Exercise> What you return should be every record, retyped without a single change.

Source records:
▼
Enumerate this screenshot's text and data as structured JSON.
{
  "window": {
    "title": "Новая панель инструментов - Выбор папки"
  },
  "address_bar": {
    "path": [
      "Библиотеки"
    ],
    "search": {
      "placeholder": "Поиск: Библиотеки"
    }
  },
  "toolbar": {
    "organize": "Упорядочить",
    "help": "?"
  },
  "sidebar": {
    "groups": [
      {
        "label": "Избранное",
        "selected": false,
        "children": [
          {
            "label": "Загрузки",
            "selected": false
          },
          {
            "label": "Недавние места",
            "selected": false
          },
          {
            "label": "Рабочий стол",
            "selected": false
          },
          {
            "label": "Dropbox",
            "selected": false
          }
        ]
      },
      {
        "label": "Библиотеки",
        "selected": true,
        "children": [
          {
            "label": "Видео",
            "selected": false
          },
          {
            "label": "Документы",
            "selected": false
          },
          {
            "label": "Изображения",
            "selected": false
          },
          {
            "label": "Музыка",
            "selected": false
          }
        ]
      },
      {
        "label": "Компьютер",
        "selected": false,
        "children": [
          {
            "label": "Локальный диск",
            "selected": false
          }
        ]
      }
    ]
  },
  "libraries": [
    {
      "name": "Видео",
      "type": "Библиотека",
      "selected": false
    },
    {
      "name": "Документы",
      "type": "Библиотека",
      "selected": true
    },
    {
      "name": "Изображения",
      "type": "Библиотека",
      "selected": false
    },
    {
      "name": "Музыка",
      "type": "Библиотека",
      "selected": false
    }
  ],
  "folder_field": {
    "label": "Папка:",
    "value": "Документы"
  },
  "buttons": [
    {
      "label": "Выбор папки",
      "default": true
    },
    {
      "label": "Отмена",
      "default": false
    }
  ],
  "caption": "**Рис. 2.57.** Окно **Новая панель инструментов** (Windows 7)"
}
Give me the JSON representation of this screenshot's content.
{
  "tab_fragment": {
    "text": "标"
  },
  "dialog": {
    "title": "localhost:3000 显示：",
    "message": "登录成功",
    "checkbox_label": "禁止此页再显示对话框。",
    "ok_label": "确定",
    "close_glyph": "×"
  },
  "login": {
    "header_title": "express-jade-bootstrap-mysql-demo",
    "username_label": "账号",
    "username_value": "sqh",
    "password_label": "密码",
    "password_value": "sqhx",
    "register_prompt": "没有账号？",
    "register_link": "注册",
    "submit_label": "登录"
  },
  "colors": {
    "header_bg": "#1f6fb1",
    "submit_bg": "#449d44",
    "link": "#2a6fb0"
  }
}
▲
Answer area>
Enumerate this screenshot's text and data as structured JSON.
{
  "window": {
    "title": "Новая панель инструментов - Выбор папки"
  },
  "address_bar": {
    "path": [
      "Библиотеки"
    ],
    "search": {
      "placeholder": "Поиск: Библиотеки"
    }
  },
  "toolbar": {
    "organize": "Упорядочить",
    "help": "?"
  },
  "sidebar": {
    "groups": [
      {
        "label": "Избранное",
        "selected": false,
        "children": [
          {
            "label": "Загрузки",
            "selected": false
          },
          {
            "label": "Недавние места",
            "selected": false
          },
          {
            "label": "Рабочий стол",
            "selected": false
          },
          {
            "label": "Dropbox",
            "selected": false
          }
        ]
      },
      {
        "label": "Библиотеки",
        "selected": true,
        "children": [
          {
            "label": "Видео",
            "selected": false
          },
          {
            "label": "Документы",
            "selected": false
          },
          {
            "label": "Изображения",
            "selected": false
          },
          {
            "label": "Музыка",
            "selected": false
          }
        ]
      },
      {
        "label": "Компьютер",
        "selected": false,
        "children": [
          {
            "label": "Локальный диск",
            "selected": false
          }
        ]
      }
    ]
  },
  "libraries": [
    {
      "name": "Видео",
      "type": "Библиотека",
      "selected": false
    },
    {
      "name": "Документы",
      "type": "Библиотека",
      "selected": true
    },
    {
      "name": "Изображения",
      "type": "Библиотека",
      "selected": false
    },
    {
      "name": "Музыка",
      "type": "Библиотека",
      "selected": false
    }
  ],
  "folder_field": {
    "label": "Папка:",
    "value": "Документы"
  },
  "buttons": [
    {
      "label": "Выбор папки",
      "default": true
    },
    {
      "label": "Отмена",
      "default": false
    }
  ],
  "caption": "**Рис. 2.57.** Окно **Новая панель инструментов** (Windows 7)"
}
Give me the JSON representation of this screenshot's content.
{
  "tab_fragment": {
    "text": "标"
  },
  "dialog": {
    "title": "localhost:3000 显示：",
    "message": "登录成功",
    "checkbox_label": "禁止此页再显示对话框。",
    "ok_label": "确定",
    "close_glyph": "×"
  },
  "login": {
    "header_title": "express-jade-bootstrap-mysql-demo",
    "username_label": "账号",
    "username_value": "sqh",
    "password_label": "密码",
    "password_value": "sqhx",
    "register_prompt": "没有账号？",
    "register_link": "注册",
    "submit_label": "登录"
  },
  "colors": {
    "header_bg": "#1f6fb1",
    "submit_bg": "#449d44",
    "link": "#2a6fb0"
  }
}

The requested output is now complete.